butyl rubber

[′byüd·əl ‚rəb·ər]
(materials)
A synthetic rubber made by the polymerization of isoprene and isobutylene.

butyl rubber
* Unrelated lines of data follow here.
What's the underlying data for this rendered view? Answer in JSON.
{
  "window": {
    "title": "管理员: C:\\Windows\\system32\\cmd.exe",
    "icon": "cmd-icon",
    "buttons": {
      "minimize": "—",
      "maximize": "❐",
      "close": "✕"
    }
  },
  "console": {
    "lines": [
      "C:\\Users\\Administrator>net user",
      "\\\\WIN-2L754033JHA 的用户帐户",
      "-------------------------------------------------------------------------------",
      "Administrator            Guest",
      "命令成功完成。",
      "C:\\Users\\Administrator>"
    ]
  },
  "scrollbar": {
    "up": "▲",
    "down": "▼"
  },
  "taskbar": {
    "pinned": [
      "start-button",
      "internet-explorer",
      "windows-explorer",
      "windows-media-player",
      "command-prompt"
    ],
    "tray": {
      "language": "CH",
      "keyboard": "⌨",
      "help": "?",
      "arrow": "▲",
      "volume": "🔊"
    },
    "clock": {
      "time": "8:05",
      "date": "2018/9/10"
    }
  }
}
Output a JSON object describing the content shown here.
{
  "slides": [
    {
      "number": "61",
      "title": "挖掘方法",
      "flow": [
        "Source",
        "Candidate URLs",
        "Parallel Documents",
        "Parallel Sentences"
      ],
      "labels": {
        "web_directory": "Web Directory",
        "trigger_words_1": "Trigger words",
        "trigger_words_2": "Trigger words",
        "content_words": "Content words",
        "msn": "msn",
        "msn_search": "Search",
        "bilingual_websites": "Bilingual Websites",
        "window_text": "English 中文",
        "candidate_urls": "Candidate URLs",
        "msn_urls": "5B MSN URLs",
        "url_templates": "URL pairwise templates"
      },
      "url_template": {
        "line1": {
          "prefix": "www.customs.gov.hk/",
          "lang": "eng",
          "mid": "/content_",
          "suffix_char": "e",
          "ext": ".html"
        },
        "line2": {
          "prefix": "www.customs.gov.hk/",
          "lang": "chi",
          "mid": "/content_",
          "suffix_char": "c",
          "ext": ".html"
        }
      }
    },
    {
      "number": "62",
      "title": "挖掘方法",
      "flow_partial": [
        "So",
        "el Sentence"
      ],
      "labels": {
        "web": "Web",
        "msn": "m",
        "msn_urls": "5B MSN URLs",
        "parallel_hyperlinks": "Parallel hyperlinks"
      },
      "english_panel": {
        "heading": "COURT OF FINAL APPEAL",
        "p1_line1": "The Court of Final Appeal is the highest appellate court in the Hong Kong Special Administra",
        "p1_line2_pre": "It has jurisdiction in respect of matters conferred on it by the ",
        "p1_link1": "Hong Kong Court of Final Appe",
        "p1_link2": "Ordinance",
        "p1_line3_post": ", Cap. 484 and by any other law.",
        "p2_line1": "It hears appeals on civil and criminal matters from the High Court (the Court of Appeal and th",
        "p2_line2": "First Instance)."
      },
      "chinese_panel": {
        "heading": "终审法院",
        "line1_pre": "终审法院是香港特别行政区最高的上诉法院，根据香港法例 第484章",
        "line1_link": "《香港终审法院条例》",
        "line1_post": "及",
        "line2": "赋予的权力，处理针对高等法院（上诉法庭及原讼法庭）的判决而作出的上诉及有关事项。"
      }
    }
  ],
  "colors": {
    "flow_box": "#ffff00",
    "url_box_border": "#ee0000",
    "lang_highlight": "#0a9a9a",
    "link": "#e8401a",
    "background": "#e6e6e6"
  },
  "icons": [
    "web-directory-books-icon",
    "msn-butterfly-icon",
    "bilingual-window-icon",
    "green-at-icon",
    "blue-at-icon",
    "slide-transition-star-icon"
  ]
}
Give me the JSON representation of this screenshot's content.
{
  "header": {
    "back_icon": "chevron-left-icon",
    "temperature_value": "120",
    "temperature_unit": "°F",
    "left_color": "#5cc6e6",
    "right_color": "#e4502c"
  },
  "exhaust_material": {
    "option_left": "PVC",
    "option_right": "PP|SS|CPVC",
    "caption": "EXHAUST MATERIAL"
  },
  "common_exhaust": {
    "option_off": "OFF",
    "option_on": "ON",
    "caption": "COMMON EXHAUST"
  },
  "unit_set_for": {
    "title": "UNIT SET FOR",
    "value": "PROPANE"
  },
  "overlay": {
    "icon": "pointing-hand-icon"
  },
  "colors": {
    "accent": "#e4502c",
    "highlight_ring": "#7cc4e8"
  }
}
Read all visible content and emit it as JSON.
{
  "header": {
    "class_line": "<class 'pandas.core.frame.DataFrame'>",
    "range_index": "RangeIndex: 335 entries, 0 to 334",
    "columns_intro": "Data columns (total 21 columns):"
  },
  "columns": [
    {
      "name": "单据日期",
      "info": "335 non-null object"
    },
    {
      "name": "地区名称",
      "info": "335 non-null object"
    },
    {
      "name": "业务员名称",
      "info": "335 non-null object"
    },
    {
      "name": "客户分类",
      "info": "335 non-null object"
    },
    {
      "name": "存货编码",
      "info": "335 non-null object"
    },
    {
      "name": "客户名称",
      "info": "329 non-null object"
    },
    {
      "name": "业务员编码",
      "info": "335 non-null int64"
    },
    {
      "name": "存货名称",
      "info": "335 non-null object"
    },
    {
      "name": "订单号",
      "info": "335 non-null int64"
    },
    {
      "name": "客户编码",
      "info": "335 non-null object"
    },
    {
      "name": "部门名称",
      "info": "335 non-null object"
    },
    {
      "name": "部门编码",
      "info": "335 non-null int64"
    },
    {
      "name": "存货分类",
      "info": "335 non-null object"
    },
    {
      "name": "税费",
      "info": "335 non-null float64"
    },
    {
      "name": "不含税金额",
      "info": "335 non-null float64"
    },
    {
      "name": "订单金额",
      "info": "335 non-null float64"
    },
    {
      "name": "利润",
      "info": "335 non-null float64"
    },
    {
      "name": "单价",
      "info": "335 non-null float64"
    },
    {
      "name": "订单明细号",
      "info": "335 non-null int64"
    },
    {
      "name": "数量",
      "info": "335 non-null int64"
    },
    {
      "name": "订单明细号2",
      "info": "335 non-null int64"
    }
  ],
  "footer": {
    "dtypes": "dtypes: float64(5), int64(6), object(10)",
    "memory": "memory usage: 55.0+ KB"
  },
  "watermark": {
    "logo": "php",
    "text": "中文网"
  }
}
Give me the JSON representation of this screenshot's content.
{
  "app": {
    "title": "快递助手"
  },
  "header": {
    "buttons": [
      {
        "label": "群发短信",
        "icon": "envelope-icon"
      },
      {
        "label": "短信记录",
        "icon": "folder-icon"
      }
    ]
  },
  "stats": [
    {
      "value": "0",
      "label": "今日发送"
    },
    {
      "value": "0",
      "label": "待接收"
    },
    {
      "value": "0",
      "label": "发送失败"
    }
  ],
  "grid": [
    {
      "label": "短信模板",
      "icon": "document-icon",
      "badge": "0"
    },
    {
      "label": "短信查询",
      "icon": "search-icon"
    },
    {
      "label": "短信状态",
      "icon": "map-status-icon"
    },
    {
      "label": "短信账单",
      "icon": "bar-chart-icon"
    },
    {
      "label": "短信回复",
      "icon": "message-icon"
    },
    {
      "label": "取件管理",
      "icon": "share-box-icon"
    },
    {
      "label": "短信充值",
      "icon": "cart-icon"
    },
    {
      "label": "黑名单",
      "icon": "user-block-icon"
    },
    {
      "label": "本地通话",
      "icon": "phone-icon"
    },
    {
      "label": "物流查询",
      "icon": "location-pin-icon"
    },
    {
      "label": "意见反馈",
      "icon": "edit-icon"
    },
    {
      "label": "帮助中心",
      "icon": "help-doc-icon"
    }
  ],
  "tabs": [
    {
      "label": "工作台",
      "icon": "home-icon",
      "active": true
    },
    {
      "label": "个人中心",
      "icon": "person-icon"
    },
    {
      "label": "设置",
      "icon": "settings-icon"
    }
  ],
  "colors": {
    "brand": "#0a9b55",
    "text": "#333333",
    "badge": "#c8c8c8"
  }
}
Synthetic rubber that is made by the polymerization of isoprene and isobutylene; provides good resistance to aging, weathering, and high levels of moisture.
References in periodicals archive ?
Unlike curing of devulcanized carbon black-filled EPDM [17] and unfilled butyl rubber [29], the rubber derived from devulcanized tire-curing bladder does not exhibit minimum torque on curing curves.
The Butyl Rubber industry development trends and marketing channels are analyzed.
Butyl rubber has excellent impermeability to air and moisture, which leads directly to the most important application of this polymer: the inner liner in automobile tires.
The cost reductions will clearly be available in truck tires which use a lot more butyl rubber.
The subject has received little attention, mainly because of the assumed hydrophobic nature of most matrix elastomers, including butyl rubber.
Halogenated butyl rubber (HIIR) is a modification of butyl rubber (IIR), in other words, IIR is the raw material of HIIR.
Key statement: A tire having a decorative sidewall feature, the decorative sidewall feature being based upon a rubber composition, the rubber composition comprising between 15 and 25 parts by weight per 100 parts by weight of rubber (phr) of a highly unsaturated diene elastomer, between 60 and 80 phr of a butyl rubber and between 5 and 15 phr of an EPDM elastomer characterized as having an ethylene content of between 65 wt.
Henkel now offers a significantly more durable alternative with its Terostat 285 sealant based on butyl rubber.
The largest investment project yet from Lanxess, its 400 million [euro] 100,000 tonnes capacity butyl rubber plant to be built in Singapore, has been delayed due to the global economic crisis.
TEK-RAP was the first of its kind to use a co-extruded polyethylene butyl rubber coating system for external protection of line pipe.
The importance of butyl rubber is linked to the role it played as a replacement for tire inner tubes and curing bladders during World War II.
A general improvement in compatibility and adhesion with general purpose rubbers is also observed upon halogenating regular butyl rubber.